Record extracts:
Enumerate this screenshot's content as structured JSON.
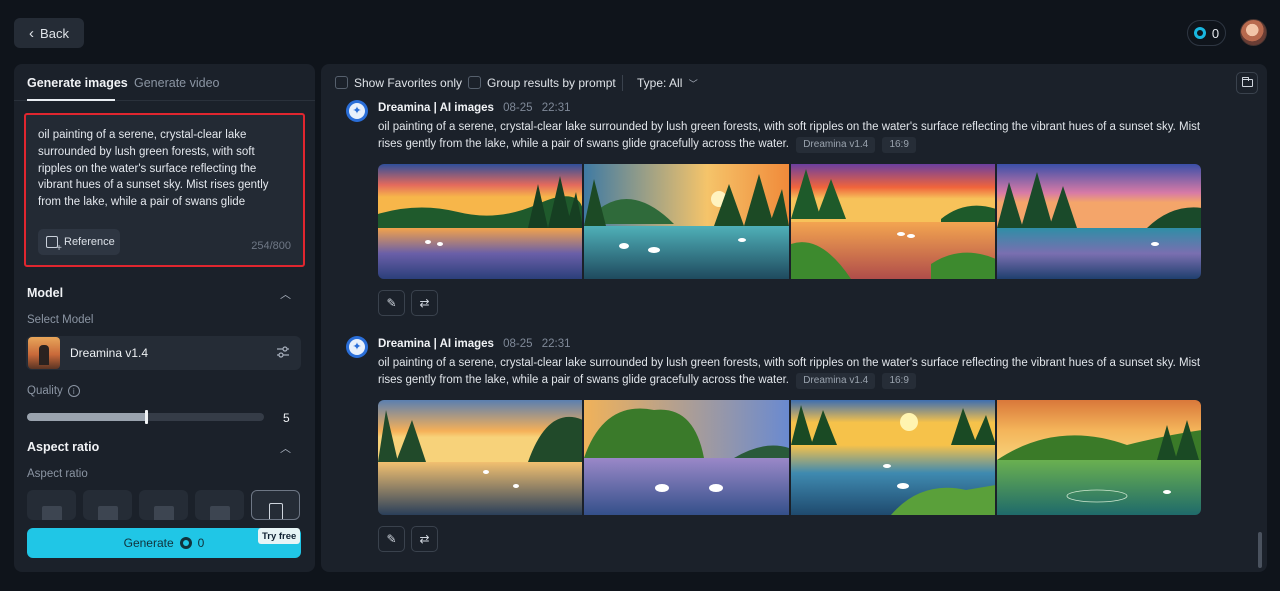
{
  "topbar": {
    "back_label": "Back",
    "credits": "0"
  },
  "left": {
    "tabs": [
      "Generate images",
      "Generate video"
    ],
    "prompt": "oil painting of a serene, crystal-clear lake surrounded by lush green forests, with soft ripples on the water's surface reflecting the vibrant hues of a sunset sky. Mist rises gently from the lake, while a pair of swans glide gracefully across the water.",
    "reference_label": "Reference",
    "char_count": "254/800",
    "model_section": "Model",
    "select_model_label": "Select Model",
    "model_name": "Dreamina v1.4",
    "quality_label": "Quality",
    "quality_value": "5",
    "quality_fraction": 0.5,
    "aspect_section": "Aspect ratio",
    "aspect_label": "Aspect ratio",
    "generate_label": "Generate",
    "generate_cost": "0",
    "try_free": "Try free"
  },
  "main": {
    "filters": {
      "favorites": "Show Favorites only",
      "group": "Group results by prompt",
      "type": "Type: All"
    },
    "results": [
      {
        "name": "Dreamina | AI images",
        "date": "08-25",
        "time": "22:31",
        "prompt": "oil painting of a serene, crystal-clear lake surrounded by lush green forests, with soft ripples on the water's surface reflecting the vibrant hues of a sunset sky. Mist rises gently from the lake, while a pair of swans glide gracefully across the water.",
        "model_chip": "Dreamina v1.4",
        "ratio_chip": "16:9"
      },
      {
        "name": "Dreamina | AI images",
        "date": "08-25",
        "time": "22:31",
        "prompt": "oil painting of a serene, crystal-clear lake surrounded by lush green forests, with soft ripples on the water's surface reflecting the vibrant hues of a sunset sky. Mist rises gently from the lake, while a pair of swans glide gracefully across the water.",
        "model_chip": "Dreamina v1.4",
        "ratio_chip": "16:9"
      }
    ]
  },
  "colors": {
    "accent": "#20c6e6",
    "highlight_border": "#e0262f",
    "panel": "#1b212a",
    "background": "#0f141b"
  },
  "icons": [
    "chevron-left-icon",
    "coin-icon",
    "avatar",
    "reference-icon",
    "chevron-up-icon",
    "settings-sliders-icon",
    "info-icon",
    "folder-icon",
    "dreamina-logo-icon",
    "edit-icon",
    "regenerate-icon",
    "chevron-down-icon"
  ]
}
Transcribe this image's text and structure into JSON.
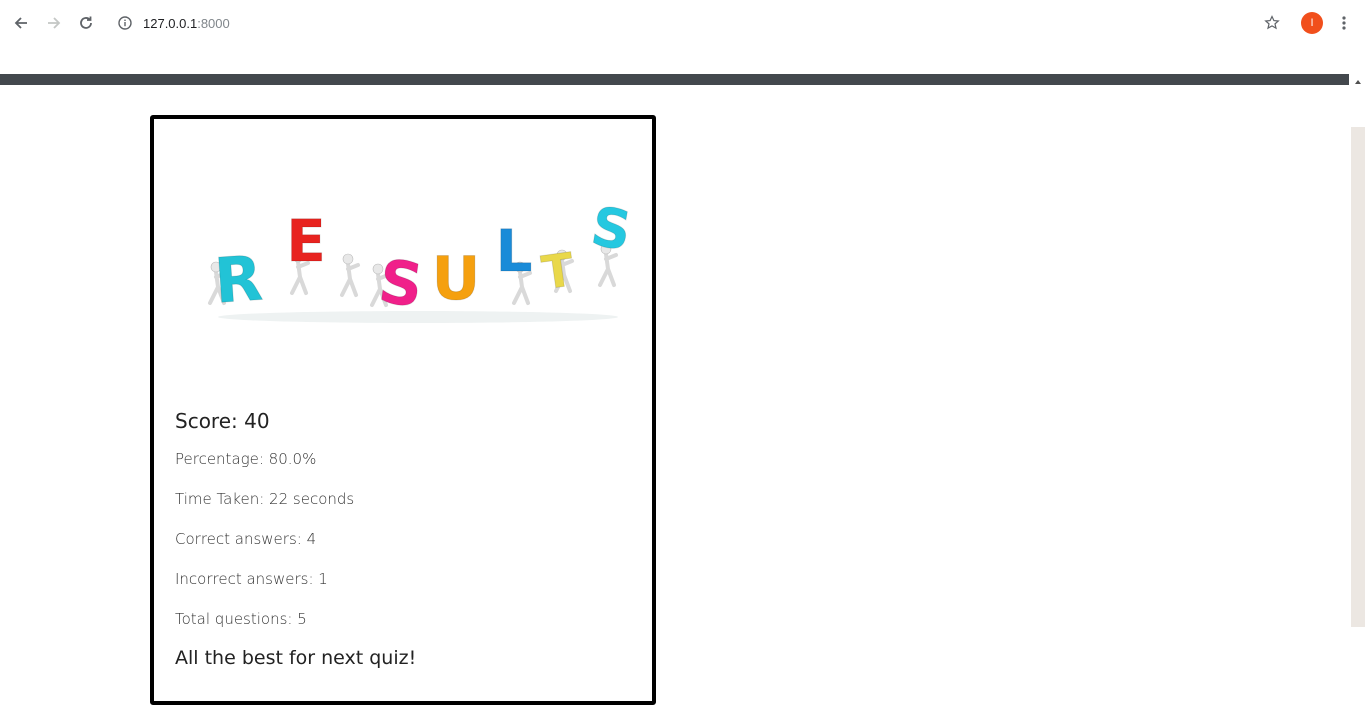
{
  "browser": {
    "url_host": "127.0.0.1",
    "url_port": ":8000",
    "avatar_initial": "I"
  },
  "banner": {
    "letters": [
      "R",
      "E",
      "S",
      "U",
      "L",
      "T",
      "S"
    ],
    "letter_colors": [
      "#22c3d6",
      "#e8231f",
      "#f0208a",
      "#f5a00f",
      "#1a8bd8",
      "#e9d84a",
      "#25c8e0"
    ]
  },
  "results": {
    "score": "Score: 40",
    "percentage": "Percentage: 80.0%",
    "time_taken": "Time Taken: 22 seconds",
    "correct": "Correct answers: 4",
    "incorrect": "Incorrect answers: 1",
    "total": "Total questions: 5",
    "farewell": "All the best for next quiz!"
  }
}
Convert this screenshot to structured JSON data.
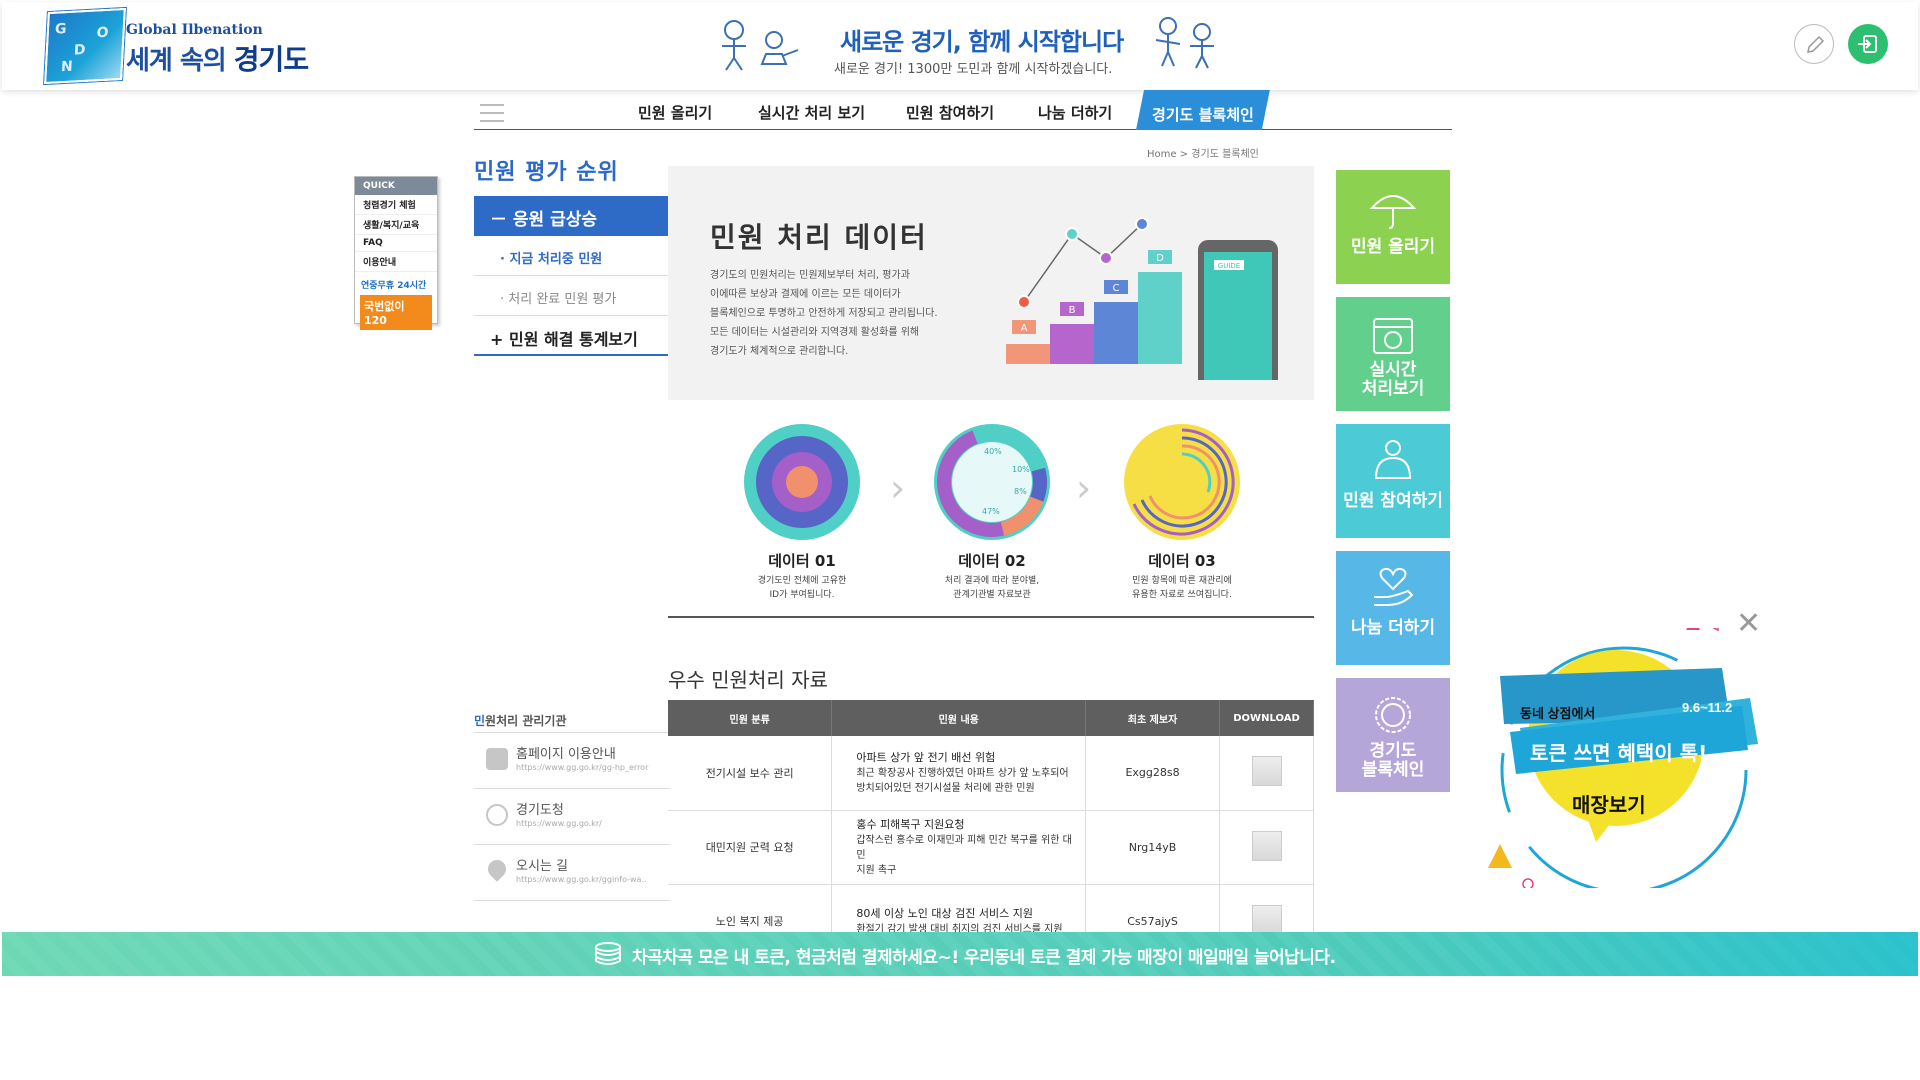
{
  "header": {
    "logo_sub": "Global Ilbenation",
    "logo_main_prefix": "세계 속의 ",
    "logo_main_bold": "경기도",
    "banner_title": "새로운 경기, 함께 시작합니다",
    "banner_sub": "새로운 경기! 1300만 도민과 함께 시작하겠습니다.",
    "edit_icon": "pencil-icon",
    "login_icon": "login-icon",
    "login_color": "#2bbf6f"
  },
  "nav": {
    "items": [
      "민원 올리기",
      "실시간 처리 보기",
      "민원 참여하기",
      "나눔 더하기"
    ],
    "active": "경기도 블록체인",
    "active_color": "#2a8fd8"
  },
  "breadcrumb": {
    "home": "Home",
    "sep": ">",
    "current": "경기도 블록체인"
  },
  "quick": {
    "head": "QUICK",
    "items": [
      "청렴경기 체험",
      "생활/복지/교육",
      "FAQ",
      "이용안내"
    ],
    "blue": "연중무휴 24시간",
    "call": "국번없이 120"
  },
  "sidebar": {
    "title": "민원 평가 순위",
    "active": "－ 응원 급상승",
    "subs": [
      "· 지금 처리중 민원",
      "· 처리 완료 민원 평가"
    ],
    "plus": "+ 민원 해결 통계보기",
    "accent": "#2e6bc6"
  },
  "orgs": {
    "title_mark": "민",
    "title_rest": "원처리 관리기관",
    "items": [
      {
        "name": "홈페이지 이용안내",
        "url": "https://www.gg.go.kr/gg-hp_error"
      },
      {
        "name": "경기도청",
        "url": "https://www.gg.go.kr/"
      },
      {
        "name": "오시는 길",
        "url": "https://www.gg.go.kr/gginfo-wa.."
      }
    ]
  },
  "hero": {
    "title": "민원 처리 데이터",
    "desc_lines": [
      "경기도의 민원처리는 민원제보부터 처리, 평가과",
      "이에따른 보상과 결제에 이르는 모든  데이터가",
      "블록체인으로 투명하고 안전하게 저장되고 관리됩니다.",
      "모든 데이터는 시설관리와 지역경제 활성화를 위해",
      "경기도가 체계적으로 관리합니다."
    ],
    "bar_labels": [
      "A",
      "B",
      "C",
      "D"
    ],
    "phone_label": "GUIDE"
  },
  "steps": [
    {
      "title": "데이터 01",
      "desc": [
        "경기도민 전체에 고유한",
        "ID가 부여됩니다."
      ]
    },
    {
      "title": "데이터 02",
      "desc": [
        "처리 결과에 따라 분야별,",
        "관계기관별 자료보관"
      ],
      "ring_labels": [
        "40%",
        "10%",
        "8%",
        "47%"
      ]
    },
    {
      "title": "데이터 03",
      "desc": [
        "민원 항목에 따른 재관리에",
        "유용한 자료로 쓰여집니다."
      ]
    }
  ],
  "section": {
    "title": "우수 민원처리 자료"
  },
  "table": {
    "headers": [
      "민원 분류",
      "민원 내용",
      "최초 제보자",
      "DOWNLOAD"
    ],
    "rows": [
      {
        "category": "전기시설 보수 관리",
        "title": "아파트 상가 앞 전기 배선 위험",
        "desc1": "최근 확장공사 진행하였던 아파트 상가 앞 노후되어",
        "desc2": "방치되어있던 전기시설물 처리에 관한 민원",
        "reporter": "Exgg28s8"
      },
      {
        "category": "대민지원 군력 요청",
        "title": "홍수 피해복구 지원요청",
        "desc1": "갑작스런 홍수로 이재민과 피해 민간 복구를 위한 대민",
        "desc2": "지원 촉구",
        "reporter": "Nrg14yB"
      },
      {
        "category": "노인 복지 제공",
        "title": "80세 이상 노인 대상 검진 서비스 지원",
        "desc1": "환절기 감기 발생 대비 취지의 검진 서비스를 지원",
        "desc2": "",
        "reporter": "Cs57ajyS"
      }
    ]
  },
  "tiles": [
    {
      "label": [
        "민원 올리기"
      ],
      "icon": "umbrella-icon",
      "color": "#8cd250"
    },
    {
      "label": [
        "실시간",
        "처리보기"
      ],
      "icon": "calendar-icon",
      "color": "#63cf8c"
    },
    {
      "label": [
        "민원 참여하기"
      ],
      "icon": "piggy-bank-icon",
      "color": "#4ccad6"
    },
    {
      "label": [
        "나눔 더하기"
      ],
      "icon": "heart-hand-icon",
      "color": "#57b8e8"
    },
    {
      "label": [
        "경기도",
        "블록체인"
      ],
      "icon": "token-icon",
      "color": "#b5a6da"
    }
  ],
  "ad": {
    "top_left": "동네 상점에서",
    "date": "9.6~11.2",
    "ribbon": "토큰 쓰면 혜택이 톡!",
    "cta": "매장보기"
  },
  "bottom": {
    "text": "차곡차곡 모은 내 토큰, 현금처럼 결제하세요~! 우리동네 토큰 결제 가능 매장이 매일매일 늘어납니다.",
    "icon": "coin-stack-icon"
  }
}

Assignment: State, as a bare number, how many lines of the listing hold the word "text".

Completed exercise: 2